Work request –
Taking the line that contains "What's the underlying" as the start and the last line of the data as the end, repeat exactly every line in that span, but no pictures.

-- Records for the exercise follows --

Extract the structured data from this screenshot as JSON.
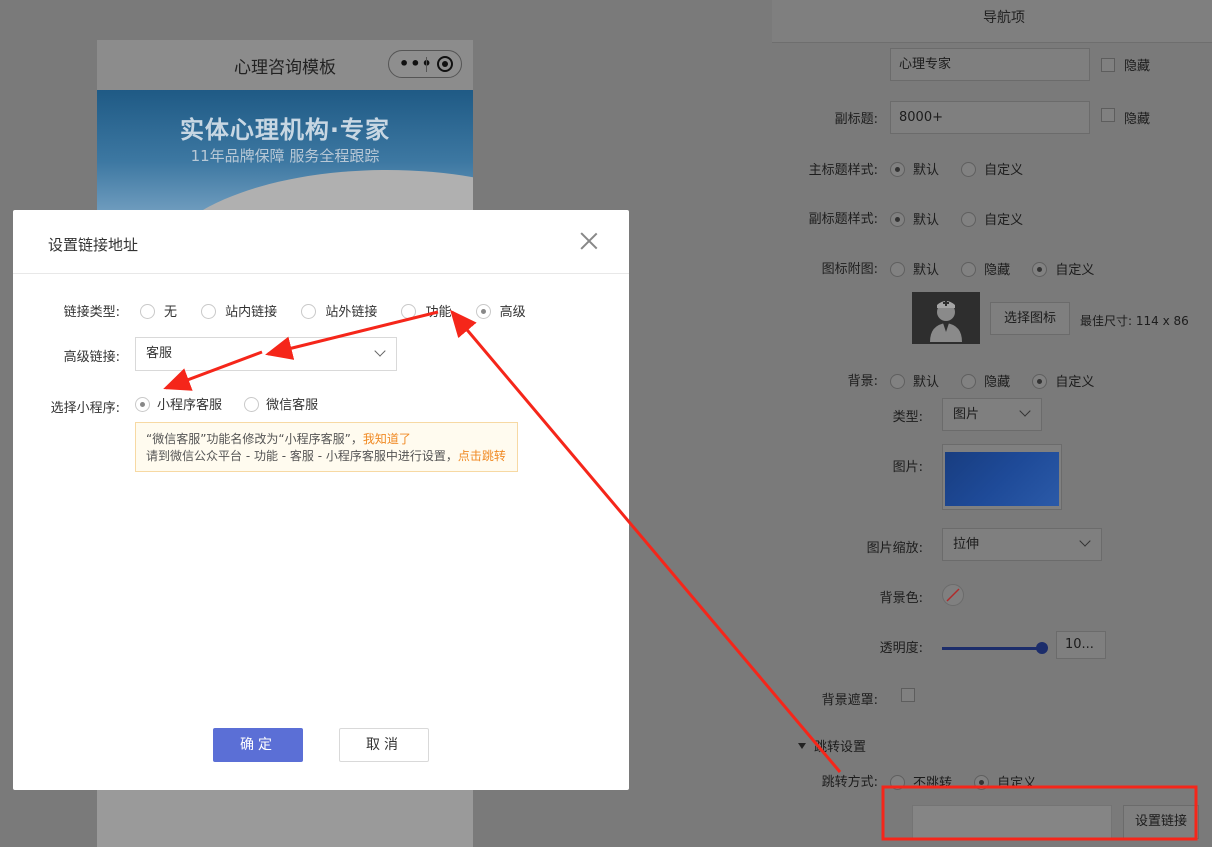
{
  "preview": {
    "page_title": "心理咨询模板",
    "capsule_dots": "•••",
    "banner_title": "实体心理机构·专家",
    "banner_subtitle": "11年品牌保障   服务全程跟踪"
  },
  "panel": {
    "title": "导航项",
    "main_title_value": "心理专家",
    "main_title_hide_label": "隐藏",
    "subtitle_label": "副标题:",
    "subtitle_value": "8000+",
    "subtitle_hide_label": "隐藏",
    "main_title_style_label": "主标题样式:",
    "subtitle_style_label": "副标题样式:",
    "icon_image_label": "图标附图:",
    "opt_default": "默认",
    "opt_custom": "自定义",
    "opt_hide": "隐藏",
    "select_icon_button": "选择图标",
    "best_size_text": "最佳尺寸: 114 x 86",
    "background_label": "背景:",
    "type_label": "类型:",
    "type_value": "图片",
    "image_label": "图片:",
    "image_scale_label": "图片缩放:",
    "image_scale_value": "拉伸",
    "bg_color_label": "背景色:",
    "opacity_label": "透明度:",
    "opacity_value": "10...",
    "bg_mask_label": "背景遮罩:",
    "jump_section_title": "跳转设置",
    "jump_mode_label": "跳转方式:",
    "jump_no": "不跳转",
    "jump_custom": "自定义",
    "set_link_button": "设置链接"
  },
  "modal": {
    "title": "设置链接地址",
    "link_type_label": "链接类型:",
    "link_types": [
      "无",
      "站内链接",
      "站外链接",
      "功能",
      "高级"
    ],
    "selected_link_type": "高级",
    "advanced_link_label": "高级链接:",
    "advanced_link_value": "客服",
    "mini_program_label": "选择小程序:",
    "mini_program_options": [
      "小程序客服",
      "微信客服"
    ],
    "notice_line1": "“微信客服”功能名修改为“小程序客服”，",
    "notice_link1": "我知道了",
    "notice_line2": "请到微信公众平台 - 功能 - 客服 - 小程序客服中进行设置，",
    "notice_link2": "点击跳转",
    "ok_button": "确定",
    "cancel_button": "取消"
  },
  "colors": {
    "annotation_red": "#f5261a",
    "primary_button": "#5b6fd6",
    "notice_link": "#f08a24"
  }
}
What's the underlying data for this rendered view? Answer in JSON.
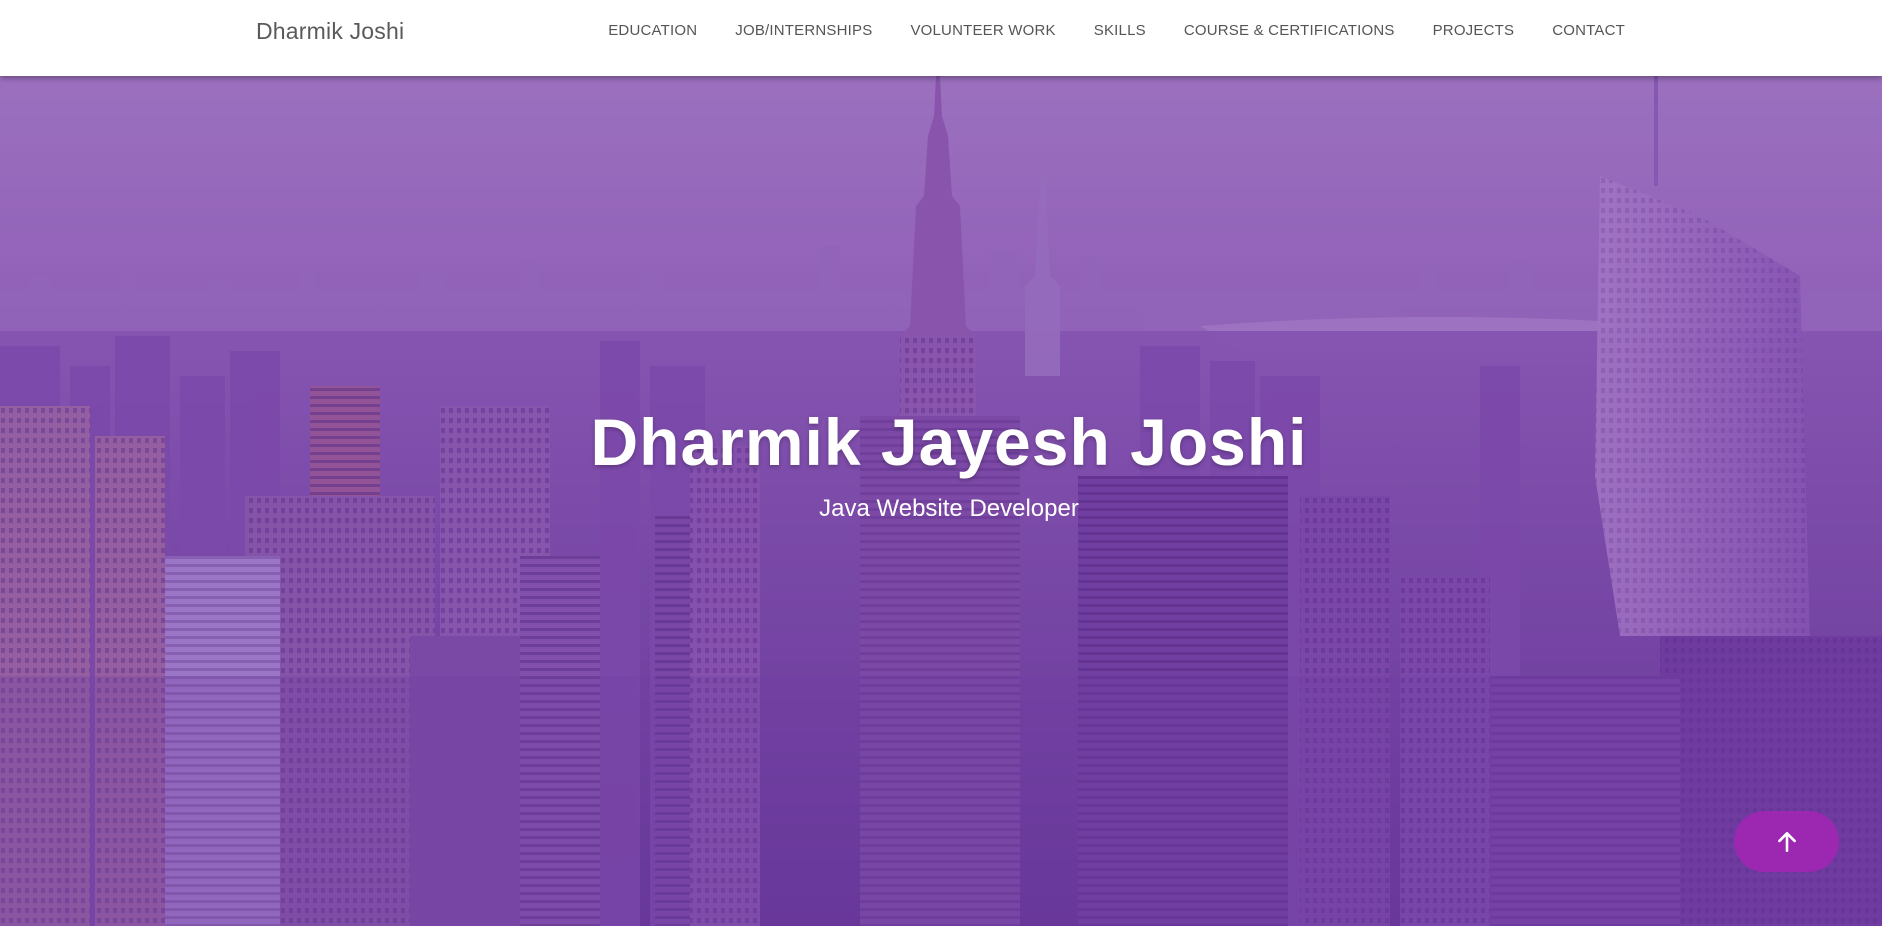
{
  "navbar": {
    "brand": "Dharmik Joshi",
    "links": [
      {
        "label": "EDUCATION"
      },
      {
        "label": "JOB/INTERNSHIPS"
      },
      {
        "label": "VOLUNTEER WORK"
      },
      {
        "label": "SKILLS"
      },
      {
        "label": "COURSE & CERTIFICATIONS"
      },
      {
        "label": "PROJECTS"
      },
      {
        "label": "CONTACT"
      }
    ]
  },
  "hero": {
    "title": "Dharmik Jayesh Joshi",
    "subtitle": "Java Website Developer",
    "background": "city-skyline-image"
  },
  "scroll_top": {
    "icon": "arrow-up-icon"
  },
  "colors": {
    "accent": "#9c27b0",
    "overlay": "#7a4aa6",
    "nav_text": "#555555"
  }
}
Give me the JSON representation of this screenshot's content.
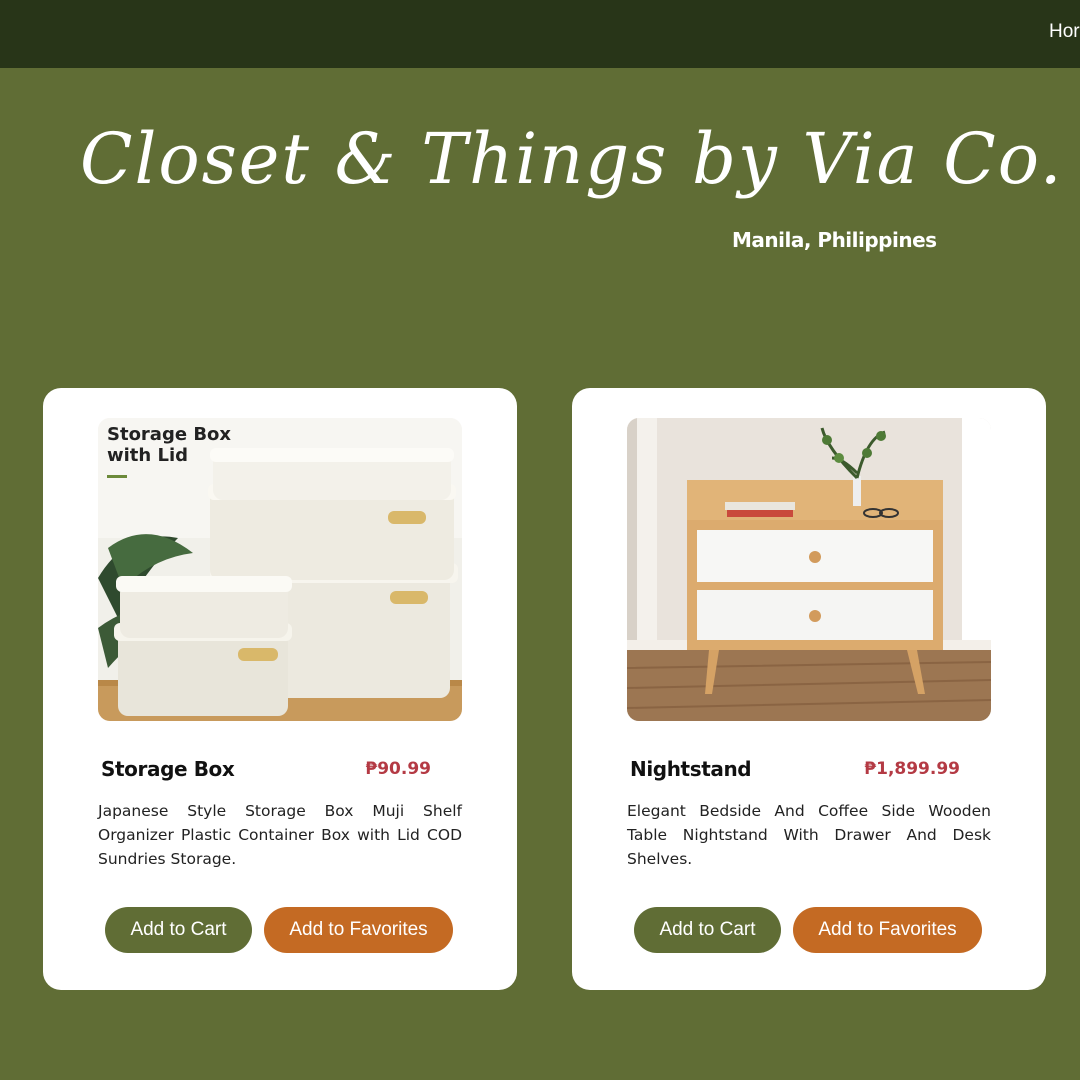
{
  "nav": {
    "links": [
      "Hor"
    ]
  },
  "header": {
    "brand": "Closet & Things by Via Co.",
    "location": "Manila, Philippines"
  },
  "products": [
    {
      "name": "Storage Box",
      "price": "₱90.99",
      "image_caption": "Storage Box\nwith Lid",
      "description": "Japanese Style Storage Box Muji Shelf Organizer Plastic Container Box with Lid COD Sundries Storage.",
      "add_to_cart": "Add to Cart",
      "add_to_favorites": "Add to Favorites"
    },
    {
      "name": "Nightstand",
      "price": "₱1,899.99",
      "description": "Elegant Bedside And Coffee Side Wooden Table Nightstand With Drawer And Desk Shelves.",
      "add_to_cart": "Add to Cart",
      "add_to_favorites": "Add to Favorites"
    }
  ],
  "colors": {
    "navbar": "#283518",
    "page_background": "#606d35",
    "cart_button": "#606d35",
    "favorites_button": "#c46a23",
    "price": "#b43a44"
  }
}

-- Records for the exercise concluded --

Answer to this problem –
What's the underlying data for this rendered view? Answer in JSON.
{
  "navbar": {
    "brand": "Dharmik Joshi",
    "links": [
      {
        "label": "EDUCATION"
      },
      {
        "label": "JOB/INTERNSHIPS"
      },
      {
        "label": "VOLUNTEER WORK"
      },
      {
        "label": "SKILLS"
      },
      {
        "label": "COURSE & CERTIFICATIONS"
      },
      {
        "label": "PROJECTS"
      },
      {
        "label": "CONTACT"
      }
    ]
  },
  "hero": {
    "title": "Dharmik Jayesh Joshi",
    "subtitle": "Java Website Developer",
    "background": "city-skyline-image"
  },
  "scroll_top": {
    "icon": "arrow-up-icon"
  },
  "colors": {
    "accent": "#9c27b0",
    "overlay": "#7a4aa6",
    "nav_text": "#555555"
  }
}
Give me the JSON representation of this screenshot's content.
{
  "nav": {
    "links": [
      "Hor"
    ]
  },
  "header": {
    "brand": "Closet & Things by Via Co.",
    "location": "Manila, Philippines"
  },
  "products": [
    {
      "name": "Storage Box",
      "price": "₱90.99",
      "image_caption": "Storage Box\nwith Lid",
      "description": "Japanese Style Storage Box Muji Shelf Organizer Plastic Container Box with Lid COD Sundries Storage.",
      "add_to_cart": "Add to Cart",
      "add_to_favorites": "Add to Favorites"
    },
    {
      "name": "Nightstand",
      "price": "₱1,899.99",
      "description": "Elegant Bedside And Coffee Side Wooden Table Nightstand With Drawer And Desk Shelves.",
      "add_to_cart": "Add to Cart",
      "add_to_favorites": "Add to Favorites"
    }
  ],
  "colors": {
    "navbar": "#283518",
    "page_background": "#606d35",
    "cart_button": "#606d35",
    "favorites_button": "#c46a23",
    "price": "#b43a44"
  }
}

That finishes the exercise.